The defendants' motions to dismiss were based on Fed. R. Civ. P. 12(b)(1) and (6), alleging lack of subject-matter jurisdiction and failure to state a claim upon which relief can be granted. "We review de novo the district court's dismissal for lack of subject-matter jurisdiction." Owen v. Magaw, 122 F.3d 1350, 1352 (10th Cir. 1997). Our review of an order of dismissal for failure to state a claim also is de novo. See Witt v. Roadway Express, 136 F.3d 1424, 1431 (10th Cir. 1998). Because plaintiff is representing herself on appeal, her pleadings will be liberally construed. Haines v. Kerner, 404 U.S. 519, 520 (1972).
The magistrate judge issued a careful and thorough recommendation for dismissal, addressing each of Ms. Wells' claims against the federal defendants, and concluding that she was not entitled to relief on any of them. We have carefully reviewed the record on appeal, as well as the briefs submitted by the parties. Applying the standards set out above, we affirm the dismissal of Ms. Wells' claims against the federal defendants for the same reasons stated by the magistrate judge, and adopted by the district court.
Ms. Wells alleged that Sherman Street and Caldwell were vicariously responsible for the acts of the federal defendants because Sherman Street owned and managed the real property where the incident occurred and Caldwell was employed by Sherman Street. Ms. Wells also argued that Caldwell had a duty to intervene in the incident.
Ms. Wells did not oppose the motion to dismiss filed by Sherman Street and Caldwell. Therefore, we deem her claims against Sherman Street and Caldwell abandoned in the district court and we decline to consider them. O'Connor v. City & County of Denver, 894 F.2d 1210, 1214 (10th Cir. 1990). Even if we were to address them, however, we would hold that these non-governmental defendants are not liable for federal civil rights violations. See Sigmon v. CommunityCare HMO, Inc., 234 F.3d 1121, 1126 (10th Cir. 2000) (holding that allegation of state action based on a conspiracy theory requires specific facts showing agreement and concerted action by both public and private actors). As for her state-law claims, Ms. Wells has not identified a recognized duty on the part of either of the civilian defendants to intercede in the actions of the federal defendants.
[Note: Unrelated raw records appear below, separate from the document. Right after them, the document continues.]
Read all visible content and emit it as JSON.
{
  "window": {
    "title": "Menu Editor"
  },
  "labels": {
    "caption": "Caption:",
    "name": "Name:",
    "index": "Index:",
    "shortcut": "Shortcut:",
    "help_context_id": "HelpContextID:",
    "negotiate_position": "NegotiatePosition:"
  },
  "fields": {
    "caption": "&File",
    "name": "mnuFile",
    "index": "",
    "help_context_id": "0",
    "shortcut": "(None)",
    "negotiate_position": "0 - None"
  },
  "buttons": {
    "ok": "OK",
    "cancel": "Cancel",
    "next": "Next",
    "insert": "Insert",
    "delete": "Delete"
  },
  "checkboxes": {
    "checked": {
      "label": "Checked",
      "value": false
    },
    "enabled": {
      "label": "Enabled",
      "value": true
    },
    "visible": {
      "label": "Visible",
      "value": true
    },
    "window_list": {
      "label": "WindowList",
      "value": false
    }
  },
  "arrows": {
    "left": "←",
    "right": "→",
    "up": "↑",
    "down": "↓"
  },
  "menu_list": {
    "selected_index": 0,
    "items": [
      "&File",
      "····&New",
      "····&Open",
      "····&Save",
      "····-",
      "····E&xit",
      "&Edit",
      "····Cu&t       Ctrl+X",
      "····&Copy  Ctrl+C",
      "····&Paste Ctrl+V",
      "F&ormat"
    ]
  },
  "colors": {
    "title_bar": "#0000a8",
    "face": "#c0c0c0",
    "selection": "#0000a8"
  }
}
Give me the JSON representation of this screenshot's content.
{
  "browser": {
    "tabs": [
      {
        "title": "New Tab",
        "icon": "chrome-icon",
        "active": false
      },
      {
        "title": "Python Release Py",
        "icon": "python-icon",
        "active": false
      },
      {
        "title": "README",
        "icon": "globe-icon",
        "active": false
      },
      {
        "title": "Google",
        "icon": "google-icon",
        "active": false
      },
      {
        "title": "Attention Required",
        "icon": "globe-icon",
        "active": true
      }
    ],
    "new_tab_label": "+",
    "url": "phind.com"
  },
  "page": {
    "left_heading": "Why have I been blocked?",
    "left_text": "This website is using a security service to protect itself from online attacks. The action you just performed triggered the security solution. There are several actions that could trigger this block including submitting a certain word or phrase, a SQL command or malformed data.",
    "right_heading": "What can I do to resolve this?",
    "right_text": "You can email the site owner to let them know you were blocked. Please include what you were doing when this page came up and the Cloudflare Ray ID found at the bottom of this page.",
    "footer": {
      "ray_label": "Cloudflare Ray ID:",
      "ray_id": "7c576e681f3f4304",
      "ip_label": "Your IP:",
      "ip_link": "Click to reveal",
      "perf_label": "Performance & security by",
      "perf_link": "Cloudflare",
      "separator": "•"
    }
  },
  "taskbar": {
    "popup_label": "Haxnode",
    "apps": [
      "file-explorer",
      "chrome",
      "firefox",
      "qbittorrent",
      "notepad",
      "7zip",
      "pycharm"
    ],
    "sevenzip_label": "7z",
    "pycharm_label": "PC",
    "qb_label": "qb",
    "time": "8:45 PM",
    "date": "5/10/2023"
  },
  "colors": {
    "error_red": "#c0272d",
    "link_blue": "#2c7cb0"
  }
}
Cf. Lego v. Schmidt, 805 P.2d 1119, 1122 (Colo. Ct. App. 1990) (recognizing that circumstances in which a failure to act leads to liability are limited). Moreover, Ms. Wells' allegations are insufficient for a claim of outrageous conduct. See Bohrer v. DeHart, 943 P.2d 1220, 1224 (Colo. Ct. App. 1996) (holding outrageous conduct claim requires evidence that defendants' actions were "so outrageous in character and so extreme in degree as to go beyond all possible bounds of decency and to be regarded as atrocious and utterly intolerable in a civilized community," and that defendants "intentionally caused severe emotional distress"). We conclude that the district court properly granted Sherman Street and Caldwell's motion to dismiss with prejudice.
Ms. Wells' motion for a gag order and concealment of release of information is denied. The judgment of the district court is AFFIRMED. The mandate shall issue forthwith.
Entered for the Court
Senior Circuit Judge
*. This order and judgment is not binding precedent, except under the doctrines of law of the case, res judicata, and collateral estoppel. The court generally disfavors the citation of orders and judgments; nevertheless, an order and judgment may be cited under the terms and conditions of 10th Cir. R. 36.3.